While I agree with Adam Silver's comments in principle, there are ways to optimize live validations for some(!) situations that work just fine.
For example, when unlocking your phone with a numeric passcode, chances are that the device will validate the code as soon as you've entered the final digit.
For more traditional form validation, displaying a checklist with the field's requirements, which is updated in real-time, provides a very user-friendly approach:
(Please do make sure, though, that the differences between the checked vs. not-checked appearances are easier to see than what Apple does here! sigh)
In your particular case, your question implies that the length of the code always is the same, so you have a well-defined trigger for the validation.
A design that I'd play around with, is displaying a gray — think, "neutral" — icon next to the input field, maybe just a gray circle. Once the user has entered the entire code, replace it with a green checkmark or red "x" in a circle (similar to Apple's icons above) to indidate whether the code is valid, or not.
To help the user avoid mistakes, give 'em a helping by including hint text:
Your code will look like this: 123-456-789
Also, make sure that you validate in a way that's human-friendly. E.g., if your code contains letters, but only upper-case ones, don't punish your users if they enter lower-case characters, instead.

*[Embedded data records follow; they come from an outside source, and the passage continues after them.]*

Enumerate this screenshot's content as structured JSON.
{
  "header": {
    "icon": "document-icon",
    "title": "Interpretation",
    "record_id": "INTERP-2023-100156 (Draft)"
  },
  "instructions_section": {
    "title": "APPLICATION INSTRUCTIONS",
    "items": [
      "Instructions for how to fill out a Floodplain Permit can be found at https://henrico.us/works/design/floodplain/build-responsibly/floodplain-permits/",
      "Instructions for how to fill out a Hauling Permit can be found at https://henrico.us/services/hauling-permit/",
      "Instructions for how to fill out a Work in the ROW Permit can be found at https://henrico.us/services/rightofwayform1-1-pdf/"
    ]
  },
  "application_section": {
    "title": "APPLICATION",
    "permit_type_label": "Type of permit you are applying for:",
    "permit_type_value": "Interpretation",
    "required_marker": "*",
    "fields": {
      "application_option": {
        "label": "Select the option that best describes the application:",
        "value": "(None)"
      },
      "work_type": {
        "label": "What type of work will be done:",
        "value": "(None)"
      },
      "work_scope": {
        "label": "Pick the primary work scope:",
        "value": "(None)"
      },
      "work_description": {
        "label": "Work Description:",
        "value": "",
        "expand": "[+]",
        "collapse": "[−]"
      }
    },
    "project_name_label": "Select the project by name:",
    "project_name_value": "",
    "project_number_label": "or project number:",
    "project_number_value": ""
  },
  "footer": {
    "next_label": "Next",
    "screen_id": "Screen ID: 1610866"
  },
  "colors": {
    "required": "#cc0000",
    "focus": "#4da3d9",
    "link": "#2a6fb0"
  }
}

P.S.: As so often, ;) Nielsen Norman Group has a detailed article on the topic with some great advice: How to Report Errors in Forms: 10 Design Guidelines.